UPDATE! Police Have Identified the Suspect in Oxon Hill Popeyes Stabbing

Metro proposes cutting late-night rail service

This is an archived article and the information in the article may be outdated. Please look at the time stamp on the story to see when it was last updated.
Data pix.

WASHINGTON -- Metro is looking to cut hours by July 2017, to make time for regular preventive maintenance.

If the most recent proposal Metro is considering is approved, trains will stop running at 11:30 p.m. weeknights, 1 a.m. on weekends, and 11 p.m. on Sundays.

People who work the late shift, told DCW50 they were worried about not having an affordable way to get home.

Business owners, restaurant and bar managers told DCW50, since SafeTrack began, they had lost key staff members, because trains stop running before bars and restaurants close.

“I’ve lost my best bar-back, he can’t stay because he lives in Gaithersburg and we close at two in the morning.  He was ideally leaving at 3:00 a.m or 3:30 a.m. most nights.  We’ve lost him due to Metro closing at midnight and he lives too far to take Uber or a cab,” explained the manager of a bar on U Street.

Taxi drivers also told DCW50 they were directly affected by train system’s hours.

“The cab drivers are suffering,” one taxi driver said while waiting for a customer at West Hyattsville Metro Station.

He explained, with Metro closing early, you would think more people would rely on taxis to get home, but that is not the case, because it is too expensive for most people to take a $35 cab ride home everyday.

The cab driver went on to say, if hours were cut any more, he would likely quit.

“Most of us are now looking for a second job to be able to make a living, with cab driving alone you can’t make a living anymore.  With cab, sometimes after paying rent, you have nothing,” the independent taxi driver expressed.

Cab drivers, business owners, and people that work late, said they would all be impacted negatively if trains were to stop running at 11 p.m..

However, Metro staff said they need to cut hours in order to keep up with preventive maintenance.

And some riders told DCW50, they appreciate the safety concerns.

“There are two sides to every story, better safe than sorry.  I hate to be on the metro, waiting on the platform and something come crumbling down,” expressed commuter, Rosalynd Stewart.

Metro will make the formal proposal, Thursday.

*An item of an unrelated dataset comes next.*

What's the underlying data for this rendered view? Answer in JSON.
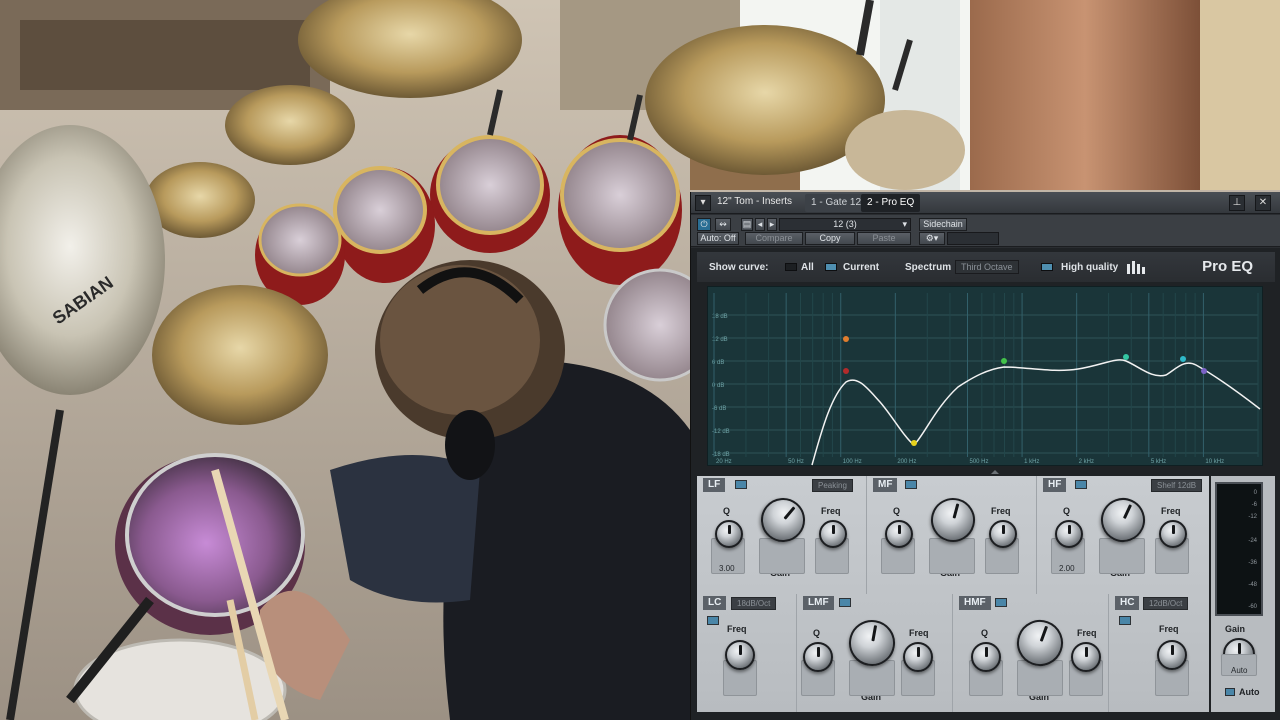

Notice: you are using an outdated browser. Microsoft does not recommend using IE as your default browser. Some features on this website, like video and images, might not work properly. For the best experience, please upgrade your browser.